When people talk about natural habitats for animals, they usually think of the countryside. But our gardens are just as crucial as a refuge for wildlife – especially as we can make them a chemical-free zone, free from pesticide, fungicide or anything else nasty. Even though they may seem small, the patchwork effect of many gardens is massive.
Creating a wildlife friendly garden is something that everyone in the family, big and small can get involved with, and really enjoy. But where to begin? Here are some handy tips to get you all started.
Let everyone know what you’re creating
Let’s be serious for a moment, if you’re creating a wildlife haven the last thing you want is the neighbours crashing through it when they fancy paying you a visit. Or someone being inconsiderate and letting their dog into your garden. So, the best way to approach this would be to put up some signs.

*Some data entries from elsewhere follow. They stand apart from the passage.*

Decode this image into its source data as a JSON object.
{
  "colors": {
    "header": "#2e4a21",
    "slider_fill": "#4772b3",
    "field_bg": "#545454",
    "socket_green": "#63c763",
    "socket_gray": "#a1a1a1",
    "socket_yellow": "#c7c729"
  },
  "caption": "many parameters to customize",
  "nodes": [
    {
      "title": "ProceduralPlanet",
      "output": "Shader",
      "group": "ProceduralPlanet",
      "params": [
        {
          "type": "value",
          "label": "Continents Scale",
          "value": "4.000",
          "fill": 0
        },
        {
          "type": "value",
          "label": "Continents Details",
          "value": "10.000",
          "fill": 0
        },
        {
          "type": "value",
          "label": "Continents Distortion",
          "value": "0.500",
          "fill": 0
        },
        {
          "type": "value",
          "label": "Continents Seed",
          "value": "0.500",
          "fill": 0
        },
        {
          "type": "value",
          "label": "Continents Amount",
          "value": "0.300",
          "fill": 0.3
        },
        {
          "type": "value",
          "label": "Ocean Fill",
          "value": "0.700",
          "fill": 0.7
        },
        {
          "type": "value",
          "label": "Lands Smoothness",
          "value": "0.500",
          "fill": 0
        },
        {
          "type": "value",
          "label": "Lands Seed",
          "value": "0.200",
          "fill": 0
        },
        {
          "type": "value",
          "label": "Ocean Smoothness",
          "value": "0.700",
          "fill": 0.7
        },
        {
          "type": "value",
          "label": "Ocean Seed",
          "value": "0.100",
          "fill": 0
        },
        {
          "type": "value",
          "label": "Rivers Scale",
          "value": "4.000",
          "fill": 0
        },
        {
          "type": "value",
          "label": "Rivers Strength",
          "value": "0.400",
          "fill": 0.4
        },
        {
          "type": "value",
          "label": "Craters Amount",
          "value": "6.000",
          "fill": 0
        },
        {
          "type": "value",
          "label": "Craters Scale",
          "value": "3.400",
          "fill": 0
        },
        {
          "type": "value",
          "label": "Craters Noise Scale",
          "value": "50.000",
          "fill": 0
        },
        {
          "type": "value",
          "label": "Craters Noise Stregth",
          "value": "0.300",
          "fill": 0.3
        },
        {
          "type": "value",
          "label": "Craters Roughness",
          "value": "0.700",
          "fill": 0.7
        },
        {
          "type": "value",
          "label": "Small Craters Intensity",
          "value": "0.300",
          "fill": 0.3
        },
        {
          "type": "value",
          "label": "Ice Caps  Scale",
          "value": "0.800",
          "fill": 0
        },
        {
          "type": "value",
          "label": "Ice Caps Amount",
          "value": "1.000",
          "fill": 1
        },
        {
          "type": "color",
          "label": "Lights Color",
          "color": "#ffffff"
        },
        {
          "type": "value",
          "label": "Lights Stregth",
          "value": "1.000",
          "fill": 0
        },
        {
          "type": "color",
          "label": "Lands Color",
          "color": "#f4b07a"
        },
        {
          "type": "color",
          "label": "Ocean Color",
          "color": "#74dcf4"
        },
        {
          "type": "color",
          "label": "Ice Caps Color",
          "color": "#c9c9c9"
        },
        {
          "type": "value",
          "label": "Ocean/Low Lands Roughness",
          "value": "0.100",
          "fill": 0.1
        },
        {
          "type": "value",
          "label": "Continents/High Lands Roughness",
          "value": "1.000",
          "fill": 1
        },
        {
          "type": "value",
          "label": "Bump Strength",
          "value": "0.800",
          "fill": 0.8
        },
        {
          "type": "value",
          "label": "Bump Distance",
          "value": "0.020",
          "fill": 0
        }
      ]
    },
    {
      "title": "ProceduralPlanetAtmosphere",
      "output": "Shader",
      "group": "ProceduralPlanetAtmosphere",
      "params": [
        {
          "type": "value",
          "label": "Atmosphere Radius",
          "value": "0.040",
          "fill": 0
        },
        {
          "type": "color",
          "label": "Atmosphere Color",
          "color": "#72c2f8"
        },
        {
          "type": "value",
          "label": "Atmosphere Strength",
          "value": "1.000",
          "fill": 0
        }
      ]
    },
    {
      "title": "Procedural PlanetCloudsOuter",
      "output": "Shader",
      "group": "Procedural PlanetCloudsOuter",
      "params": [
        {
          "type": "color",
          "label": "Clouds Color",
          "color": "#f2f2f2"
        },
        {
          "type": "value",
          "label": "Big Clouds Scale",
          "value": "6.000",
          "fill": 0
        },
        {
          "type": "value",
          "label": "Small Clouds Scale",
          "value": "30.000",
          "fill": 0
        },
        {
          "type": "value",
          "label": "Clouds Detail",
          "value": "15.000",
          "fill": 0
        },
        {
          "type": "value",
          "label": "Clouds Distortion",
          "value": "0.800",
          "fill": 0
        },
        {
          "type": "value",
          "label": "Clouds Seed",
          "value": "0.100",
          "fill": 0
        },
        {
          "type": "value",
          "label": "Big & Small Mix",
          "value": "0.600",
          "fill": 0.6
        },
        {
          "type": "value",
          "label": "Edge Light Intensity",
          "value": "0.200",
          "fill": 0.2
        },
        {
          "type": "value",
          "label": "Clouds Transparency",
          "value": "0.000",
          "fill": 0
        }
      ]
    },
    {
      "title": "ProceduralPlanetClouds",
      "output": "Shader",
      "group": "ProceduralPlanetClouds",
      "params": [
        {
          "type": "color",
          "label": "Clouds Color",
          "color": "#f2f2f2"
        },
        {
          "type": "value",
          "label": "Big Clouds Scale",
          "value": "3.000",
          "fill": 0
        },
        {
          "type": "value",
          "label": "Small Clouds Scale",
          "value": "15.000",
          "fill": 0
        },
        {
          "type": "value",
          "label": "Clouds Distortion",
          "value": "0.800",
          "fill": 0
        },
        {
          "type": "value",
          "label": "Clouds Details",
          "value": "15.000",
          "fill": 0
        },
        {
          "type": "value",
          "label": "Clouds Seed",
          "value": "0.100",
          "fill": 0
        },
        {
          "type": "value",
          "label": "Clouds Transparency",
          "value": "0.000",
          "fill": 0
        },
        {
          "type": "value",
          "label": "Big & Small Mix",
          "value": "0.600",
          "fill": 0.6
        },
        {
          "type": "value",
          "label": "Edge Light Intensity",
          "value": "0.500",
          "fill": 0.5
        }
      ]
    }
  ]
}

You can make these together, or if the possibility of all your hard work being damaged is very real, then companies like smartsign.com can provide you with ideas for outdoor signage.
Birdboxes & feeders
Put your bird box up in a sheltered site, out of reach of predators. Clean it every year to get rid of mites. Put out protein-rich feed, such as fat balls, in the spring when birds are feeding their young, and seed in the winter. And make sure you place the feeder near a dense bush or plant, so small birds can dart in and out to feed and be safe from cats.
An insect hotel
It’s fun to build proper insect hotels with your kids, but a pile of rocks and rotting wood will do just as well. Find a quiet spot, and pile up rocks, bricks, logs, twigs and leaves. Then do not disturb. This will become home to all sorts of important insects such as beetles and spiders.
All creatures need a constant source of fresh, unchlorinated water. Bury a shallow bucket or stone basin, or dig a proper pond, but make sure there are stones and branches in there so creatures such as frogs can get in and out. The pond should be filled with rainwater, so use a water butt. Build it in a part-sunny, part-shady spot so it doesn’t go stagnant. Grow waterlilies in it to keep it oxygenated.
If you have small children, consider the safety aspects of having open water on your property. There are lots of safety products available to keep them safe.
A compost bin
Compost bins use up waste and also feed your soil, which keeps plants healthier. They are also a habitat for worms, woodlice, fungi, frogs, grass snakes and spiders. Put food waste in – raw only unless you have a bin that keeps rats out – and turn it every week with a fork. When it is ready (this can take anything from a few months to a year), spread it across your beds.